Canceled contracts with specific indie labels can be reversed, however. An eMusic representative tells Billboard that in the future, indies with major distributors will be approached "so that eMusic can carefully curate which labels it wants to include in its catalog of indie music."

eMusic has struggled in recent years to compete with larger digital retailers including iTunes, Amazon and Google Play. Further, the rapid rise of streaming services like Spotify and Rdio, as well as radio giant Pandora, have also signaled the changing preferences of music fans in how they consume music.

In March 2013, eMusic merged with e-book distributor K-NFB Reading to form a new company called Media Arc Inc.
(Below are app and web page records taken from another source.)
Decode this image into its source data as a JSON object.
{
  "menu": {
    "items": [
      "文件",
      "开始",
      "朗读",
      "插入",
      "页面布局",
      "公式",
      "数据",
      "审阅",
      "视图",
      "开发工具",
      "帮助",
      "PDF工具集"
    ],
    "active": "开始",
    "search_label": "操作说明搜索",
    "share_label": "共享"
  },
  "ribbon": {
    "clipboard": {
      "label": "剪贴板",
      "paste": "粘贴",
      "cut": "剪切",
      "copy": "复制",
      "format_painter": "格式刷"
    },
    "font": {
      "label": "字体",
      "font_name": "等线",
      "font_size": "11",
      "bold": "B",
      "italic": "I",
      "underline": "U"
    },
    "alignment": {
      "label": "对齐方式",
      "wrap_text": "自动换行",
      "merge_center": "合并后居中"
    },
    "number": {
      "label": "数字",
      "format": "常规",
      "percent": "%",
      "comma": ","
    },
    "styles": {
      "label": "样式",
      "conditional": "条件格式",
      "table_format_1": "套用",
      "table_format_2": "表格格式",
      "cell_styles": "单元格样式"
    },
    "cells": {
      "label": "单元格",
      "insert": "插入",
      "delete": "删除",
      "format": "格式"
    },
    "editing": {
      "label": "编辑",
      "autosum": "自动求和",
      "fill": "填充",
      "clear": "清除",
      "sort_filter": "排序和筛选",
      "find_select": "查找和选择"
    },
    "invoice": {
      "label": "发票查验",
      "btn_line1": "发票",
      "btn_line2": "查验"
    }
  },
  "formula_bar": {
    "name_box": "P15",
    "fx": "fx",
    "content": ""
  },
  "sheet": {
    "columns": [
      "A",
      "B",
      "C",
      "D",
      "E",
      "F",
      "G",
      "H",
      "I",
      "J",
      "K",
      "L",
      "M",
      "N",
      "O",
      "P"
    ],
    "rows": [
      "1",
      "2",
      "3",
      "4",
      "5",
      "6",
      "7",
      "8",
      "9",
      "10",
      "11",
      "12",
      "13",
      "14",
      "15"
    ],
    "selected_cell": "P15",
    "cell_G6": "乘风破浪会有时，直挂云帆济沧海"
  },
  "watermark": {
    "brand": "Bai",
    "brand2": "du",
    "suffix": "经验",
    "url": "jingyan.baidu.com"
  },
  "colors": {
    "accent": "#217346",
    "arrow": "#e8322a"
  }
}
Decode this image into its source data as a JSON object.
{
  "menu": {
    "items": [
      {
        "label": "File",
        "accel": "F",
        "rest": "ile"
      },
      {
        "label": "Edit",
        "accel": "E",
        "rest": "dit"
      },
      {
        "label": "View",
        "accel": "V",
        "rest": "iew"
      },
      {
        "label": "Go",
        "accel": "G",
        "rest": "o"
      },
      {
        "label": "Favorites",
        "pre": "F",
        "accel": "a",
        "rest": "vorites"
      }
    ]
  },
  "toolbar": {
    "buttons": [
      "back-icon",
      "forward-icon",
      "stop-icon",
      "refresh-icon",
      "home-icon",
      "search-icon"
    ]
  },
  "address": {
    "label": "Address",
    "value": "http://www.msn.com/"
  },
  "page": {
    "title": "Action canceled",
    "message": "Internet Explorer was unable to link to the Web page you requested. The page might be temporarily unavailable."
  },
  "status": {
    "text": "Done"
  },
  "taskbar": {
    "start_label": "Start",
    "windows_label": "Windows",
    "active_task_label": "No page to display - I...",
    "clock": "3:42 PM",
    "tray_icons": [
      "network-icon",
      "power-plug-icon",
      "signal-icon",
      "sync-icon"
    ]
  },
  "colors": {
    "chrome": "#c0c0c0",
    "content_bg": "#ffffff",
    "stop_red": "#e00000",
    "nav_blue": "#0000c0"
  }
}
UPDATE (2:45 EST): This article was updated with new information from eMusic.